__Task description__: Look through the data below for the string "tomate", and copy every line where it turns up.

• • • • • • •

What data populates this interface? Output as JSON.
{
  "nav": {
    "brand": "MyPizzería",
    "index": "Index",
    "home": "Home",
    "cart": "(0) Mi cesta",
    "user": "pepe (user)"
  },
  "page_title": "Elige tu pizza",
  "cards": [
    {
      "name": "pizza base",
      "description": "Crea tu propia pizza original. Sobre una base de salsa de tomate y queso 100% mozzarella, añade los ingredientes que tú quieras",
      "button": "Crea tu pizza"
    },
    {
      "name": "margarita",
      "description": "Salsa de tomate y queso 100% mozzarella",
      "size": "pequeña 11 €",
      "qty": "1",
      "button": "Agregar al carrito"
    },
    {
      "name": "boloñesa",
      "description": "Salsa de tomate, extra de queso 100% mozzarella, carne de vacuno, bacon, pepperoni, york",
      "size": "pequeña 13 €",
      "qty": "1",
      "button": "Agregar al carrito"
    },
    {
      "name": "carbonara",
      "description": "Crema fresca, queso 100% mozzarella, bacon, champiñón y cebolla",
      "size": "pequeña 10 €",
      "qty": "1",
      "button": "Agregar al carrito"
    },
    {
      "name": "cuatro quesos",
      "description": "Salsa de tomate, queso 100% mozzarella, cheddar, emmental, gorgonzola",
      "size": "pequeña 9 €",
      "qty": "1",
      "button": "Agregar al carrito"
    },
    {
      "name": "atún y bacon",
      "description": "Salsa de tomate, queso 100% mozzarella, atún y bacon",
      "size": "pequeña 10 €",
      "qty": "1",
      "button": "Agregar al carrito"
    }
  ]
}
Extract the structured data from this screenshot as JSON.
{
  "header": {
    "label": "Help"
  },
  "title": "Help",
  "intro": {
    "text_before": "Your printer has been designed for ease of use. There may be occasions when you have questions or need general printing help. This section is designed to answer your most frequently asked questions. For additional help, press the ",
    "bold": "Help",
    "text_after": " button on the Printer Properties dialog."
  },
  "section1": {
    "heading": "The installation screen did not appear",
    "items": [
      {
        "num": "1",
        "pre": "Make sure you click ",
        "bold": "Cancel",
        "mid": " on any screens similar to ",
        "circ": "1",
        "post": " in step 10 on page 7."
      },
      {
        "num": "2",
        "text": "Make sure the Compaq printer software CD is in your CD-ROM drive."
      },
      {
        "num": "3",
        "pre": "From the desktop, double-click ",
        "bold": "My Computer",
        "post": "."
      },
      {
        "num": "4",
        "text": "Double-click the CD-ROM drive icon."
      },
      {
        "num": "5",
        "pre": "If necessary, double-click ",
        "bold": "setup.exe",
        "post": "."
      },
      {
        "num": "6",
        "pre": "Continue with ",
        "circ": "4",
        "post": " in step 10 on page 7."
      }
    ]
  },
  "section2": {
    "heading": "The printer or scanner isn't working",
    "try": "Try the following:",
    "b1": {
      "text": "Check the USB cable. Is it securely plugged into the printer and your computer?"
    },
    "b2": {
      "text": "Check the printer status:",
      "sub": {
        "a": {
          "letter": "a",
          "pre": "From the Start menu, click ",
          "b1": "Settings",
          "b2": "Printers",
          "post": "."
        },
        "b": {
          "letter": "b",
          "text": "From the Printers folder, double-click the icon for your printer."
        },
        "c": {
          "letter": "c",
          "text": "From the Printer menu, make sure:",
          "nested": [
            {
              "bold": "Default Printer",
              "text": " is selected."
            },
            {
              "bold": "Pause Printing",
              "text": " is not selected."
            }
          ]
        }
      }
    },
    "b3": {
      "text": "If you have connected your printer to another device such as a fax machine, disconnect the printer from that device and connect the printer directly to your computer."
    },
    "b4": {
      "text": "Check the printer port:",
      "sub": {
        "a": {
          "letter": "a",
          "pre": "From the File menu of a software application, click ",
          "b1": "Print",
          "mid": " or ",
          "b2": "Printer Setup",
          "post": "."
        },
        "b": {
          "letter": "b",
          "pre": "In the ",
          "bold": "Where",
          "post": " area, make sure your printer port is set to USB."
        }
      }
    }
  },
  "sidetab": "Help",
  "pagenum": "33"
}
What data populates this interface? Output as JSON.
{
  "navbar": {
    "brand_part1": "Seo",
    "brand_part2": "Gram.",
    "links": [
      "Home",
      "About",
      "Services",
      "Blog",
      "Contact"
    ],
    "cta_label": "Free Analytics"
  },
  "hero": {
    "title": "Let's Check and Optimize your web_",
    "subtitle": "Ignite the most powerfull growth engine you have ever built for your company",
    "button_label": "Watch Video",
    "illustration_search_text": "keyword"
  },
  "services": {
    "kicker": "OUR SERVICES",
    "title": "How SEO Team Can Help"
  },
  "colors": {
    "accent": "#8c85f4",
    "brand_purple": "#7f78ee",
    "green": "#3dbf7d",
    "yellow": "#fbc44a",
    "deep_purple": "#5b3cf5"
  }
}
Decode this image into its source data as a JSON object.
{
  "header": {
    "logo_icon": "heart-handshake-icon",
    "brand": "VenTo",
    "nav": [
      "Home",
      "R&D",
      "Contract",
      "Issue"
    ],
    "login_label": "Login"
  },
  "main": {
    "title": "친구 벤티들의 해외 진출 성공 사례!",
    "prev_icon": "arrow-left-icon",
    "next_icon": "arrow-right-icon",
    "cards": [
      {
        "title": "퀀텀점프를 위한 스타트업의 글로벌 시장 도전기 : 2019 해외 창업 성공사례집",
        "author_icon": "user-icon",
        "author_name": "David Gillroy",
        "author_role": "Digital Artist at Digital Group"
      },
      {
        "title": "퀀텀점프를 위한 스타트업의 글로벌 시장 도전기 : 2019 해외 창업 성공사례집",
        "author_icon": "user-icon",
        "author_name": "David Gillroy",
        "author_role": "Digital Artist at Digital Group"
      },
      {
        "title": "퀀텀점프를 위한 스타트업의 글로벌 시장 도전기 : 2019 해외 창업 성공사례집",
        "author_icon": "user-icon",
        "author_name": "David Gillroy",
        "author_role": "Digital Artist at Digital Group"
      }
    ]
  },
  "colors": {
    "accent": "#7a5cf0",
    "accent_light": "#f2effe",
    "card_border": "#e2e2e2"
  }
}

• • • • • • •

__Problem solution__:
      "description": "Crea tu propia pizza original. Sobre una base de salsa de tomate y queso 100% mozzarella, añade los ingredientes que tú quieras",
      "description": "Salsa de tomate y queso 100% mozzarella",
      "description": "Salsa de tomate, extra de queso 100% mozzarella, carne de vacuno, bacon, pepperoni, york",
      "description": "Salsa de tomate, queso 100% mozzarella, cheddar, emmental, gorgonzola",
      "description": "Salsa de tomate, queso 100% mozzarella, atún y bacon",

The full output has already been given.